Science Says You Should Drop Out of Your Expensive Private College and Go Community
Save your money for ramen.
According to a study by researchers at the University of Missouri, employers were just as likely to hire graduates of expensive for-profit institutions as those with similar credentials from community colleges — or those who skipped college altogether.
"We find no evidence that employers prefer applicants with resumés listing a for-profit college relative to those whose resumés list either a community college or no college at all," the authors wrote in their abstract.
To conduct the study, "Do Employers Prefer Workers Who Attend For-Profit Colleges? Evidence from a Field Experiment," researchers sent out 9,000 fake resumes to potential employers across six different job categories, creating otherwise identical applicants, with the respective education being the only variable.
"This finding is important in light of the significant individual expense born by individuals who attend for profit colleges." Cory Koedel, an associate professor of economics and public policy at the University of Missouri, told Mic. "Our findings indicate that for many people, community college is the better option financially."

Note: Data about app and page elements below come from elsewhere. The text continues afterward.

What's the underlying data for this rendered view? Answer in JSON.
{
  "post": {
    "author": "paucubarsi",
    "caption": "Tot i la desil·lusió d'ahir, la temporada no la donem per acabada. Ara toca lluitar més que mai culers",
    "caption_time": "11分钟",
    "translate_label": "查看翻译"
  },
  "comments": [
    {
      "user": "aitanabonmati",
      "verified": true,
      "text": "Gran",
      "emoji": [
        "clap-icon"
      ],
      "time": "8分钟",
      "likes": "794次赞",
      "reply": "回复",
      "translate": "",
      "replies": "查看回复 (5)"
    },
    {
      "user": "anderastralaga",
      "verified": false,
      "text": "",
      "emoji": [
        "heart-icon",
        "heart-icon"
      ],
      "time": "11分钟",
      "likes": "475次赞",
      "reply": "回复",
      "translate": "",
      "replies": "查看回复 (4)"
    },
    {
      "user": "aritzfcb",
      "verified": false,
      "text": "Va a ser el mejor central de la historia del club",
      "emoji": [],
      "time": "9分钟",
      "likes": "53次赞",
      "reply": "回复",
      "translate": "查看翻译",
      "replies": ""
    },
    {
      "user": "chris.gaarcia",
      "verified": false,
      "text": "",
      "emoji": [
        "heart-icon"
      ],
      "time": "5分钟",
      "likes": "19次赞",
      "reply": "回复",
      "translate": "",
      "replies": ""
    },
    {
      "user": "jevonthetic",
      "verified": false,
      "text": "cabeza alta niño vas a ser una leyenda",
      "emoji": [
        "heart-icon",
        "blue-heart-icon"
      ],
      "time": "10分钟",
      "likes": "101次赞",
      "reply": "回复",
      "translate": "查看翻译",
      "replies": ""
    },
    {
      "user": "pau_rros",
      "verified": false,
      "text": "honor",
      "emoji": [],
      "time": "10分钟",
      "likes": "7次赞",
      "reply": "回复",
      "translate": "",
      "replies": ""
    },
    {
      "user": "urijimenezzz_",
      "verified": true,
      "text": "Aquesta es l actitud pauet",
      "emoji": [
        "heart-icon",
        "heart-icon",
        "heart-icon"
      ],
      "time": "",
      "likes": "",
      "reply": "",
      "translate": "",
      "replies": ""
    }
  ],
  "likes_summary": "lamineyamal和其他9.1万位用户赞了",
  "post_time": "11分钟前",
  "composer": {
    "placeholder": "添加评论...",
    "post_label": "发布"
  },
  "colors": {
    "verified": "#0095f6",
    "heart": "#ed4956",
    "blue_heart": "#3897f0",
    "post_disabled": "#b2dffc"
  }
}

The study comes at a timely moment for the United States as students around the nation grapple with the daunting costs of higher education. Since the 1980s, college expenses have increased faster than the U.S. rate of inflation, requiring families each year to make ever greater financial sacrifices. For many that sacrifice comes in the form of student loans, a phenomenon comparatively unknown in previous generations, that has taken modern college students by storm.
Today, the average debt per borrower has risen every year since at least 1992, with the debtors from the class of 2015 topping out at more than $30,000 a piece on average. Taken as a whole, the class of 2015 is expected to graduate with a $56 billion in student loans. As a result, millennials have delayed purchasing homes and starting families, and have posted lower savings and bad credit.
Koedel said he didn't have a good explanation for the findings, but that it was a sobering wake-up call.
"Personally, after conducting our study and obtaining the results we obtained, I am a bit more skeptical about the notion that all schooling is good schooling," Koedel said.